It Turns Out there is Something Worse than Not Being Talked About – Ben Wells
By iSportconnect | June 26, 2014
With the 2014 World Cup in full swing I am always interested to see what brands are trying to communicate around the global media event of the year.
We’ve been told for the past four or five years or so that the latest mega event is the social event and that the reaction on Twitter, Facebook and every other social platform is where we all need to be focussing our attention. All very interesting but in my view it still doesn’t add up to a whole hill of beans, especially when it appears that the social campaign is what the brand is hanging its hat on and, in isolation, makes little or no sense. Even worse, you risk opening yourself to ridicule.
As an example – and aside from questions about the relevance or value-add of a mouthwash brand associating itself with a football event – have a look at a sample of the reaction to Listerine’s weird and wonderful hashtag #powertoyourmouth:
This isn’t the only bemusing hashtag adorning the World Cup perimeter boards.
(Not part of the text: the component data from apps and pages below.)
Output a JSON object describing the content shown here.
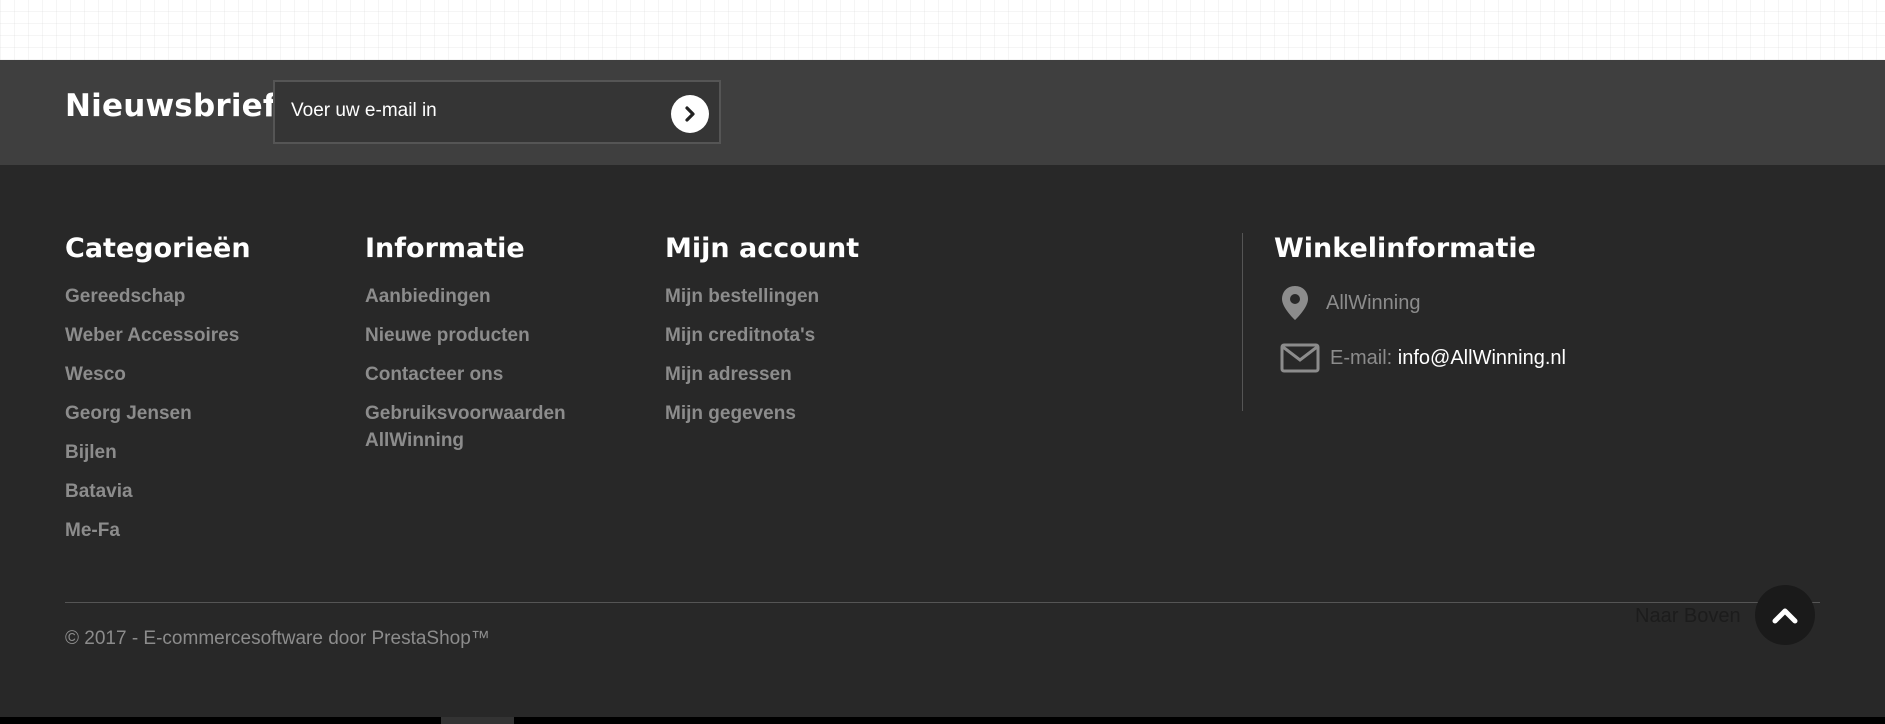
{
  "newsletter": {
    "title": "Nieuwsbrief",
    "placeholder": "Voer uw e-mail in"
  },
  "columns": [
    {
      "title": "Categorieën",
      "links": [
        "Gereedschap",
        "Weber Accessoires",
        "Wesco",
        "Georg Jensen",
        "Bijlen",
        "Batavia",
        "Me-Fa"
      ]
    },
    {
      "title": "Informatie",
      "links": [
        "Aanbiedingen",
        "Nieuwe producten",
        "Contacteer ons",
        "Gebruiksvoorwaarden AllWinning"
      ]
    },
    {
      "title": "Mijn account",
      "links": [
        "Mijn bestellingen",
        "Mijn creditnota's",
        "Mijn adressen",
        "Mijn gegevens"
      ]
    }
  ],
  "store": {
    "title": "Winkelinformatie",
    "name": "AllWinning",
    "email_label": "E-mail:",
    "email": "info@AllWinning.nl"
  },
  "footer": {
    "copyright": "© 2017 - E-commercesoftware door PrestaShop™",
    "back_to_top": "Naar Boven"
  },
  "colors": {
    "background": "#282828",
    "newsletter_bar": "#3f3f3f",
    "link": "#8c8c8c",
    "heading": "#ffffff"
  }
}
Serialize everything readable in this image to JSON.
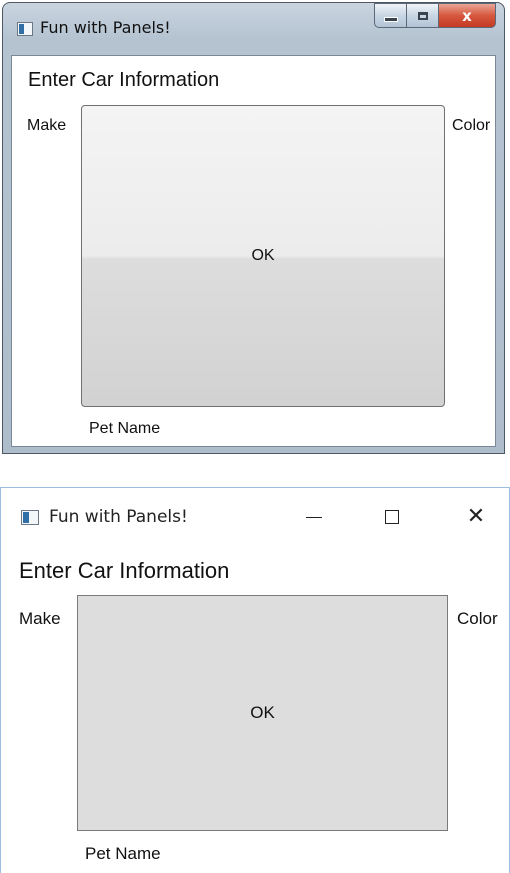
{
  "windows": [
    {
      "style": "windows-7",
      "title": "Fun with Panels!",
      "caption_buttons": {
        "minimize": "minimize",
        "maximize": "maximize",
        "close": "x"
      },
      "content": {
        "heading": "Enter Car Information",
        "make_label": "Make",
        "color_label": "Color",
        "ok_button": "OK",
        "pet_name_label": "Pet Name"
      }
    },
    {
      "style": "windows-10",
      "title": "Fun with Panels!",
      "caption_buttons": {
        "minimize": "minimize",
        "maximize": "maximize",
        "close": "close"
      },
      "content": {
        "heading": "Enter Car Information",
        "make_label": "Make",
        "color_label": "Color",
        "ok_button": "OK",
        "pet_name_label": "Pet Name"
      }
    }
  ],
  "icons": {
    "app": "window-app-icon",
    "close_glyph_win10": "✕"
  },
  "colors": {
    "win7_close_red": "#c33a22",
    "win10_border_blue": "#9cbfe1",
    "button_gray": "#dddddd"
  }
}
McDonald’s bizarre #Fryfutbol wasn’t even mentioned in the 30″ spot they ran at half time of the opening game in the UK and interestingly I don’t think has been seen on their boards since. It may have been pre-planned but this article suggests that the reaction was so bad that perhaps it might be better to run with a corporate URL than with something that makes no sense.
I am a big fan of social media but I see it as a means to an end, a support mechanism, which when integrated into a well thought out campaign can deliver great value. On its own it loses context: It is not a silver bullet and in an increasingly cluttered social landscape – as with every other marketing campaign – brands need a really creative and relevant message to encourage people to engage with it. Social media’s real-time “measurability” appears too often to replace genuine RoI measures and I would argue, leads to laziness and complacency.
Brands need to remember that people do genuinely love these events. They are not stupid and recognise inauthenticity at 100 yards. Ironically, social media can just as quickly break as make a campaign and shouldn’t be taken lightly: as the commentator above says, it doesn’t become a thing people talk about just because you’ve put a hashtag in front of it.
Ben has seventeen years’ experience on the marketing side side of sport. Having spent six years at Chelsea FC, where he was Head of Marketing and a year as Commercial Director at Reading FC, Ben has set up his own consultancy, specialising in improving business model elasticity through genuine long-term customer engagement programmes. Prior to his time at Chelsea, Ben spent nearly four years at Redmandarin, the strategic sponsorship consultancy. Follow Ben on Twitter @ben_wells1 This blog appears regularly at http://benwells1.blogspot.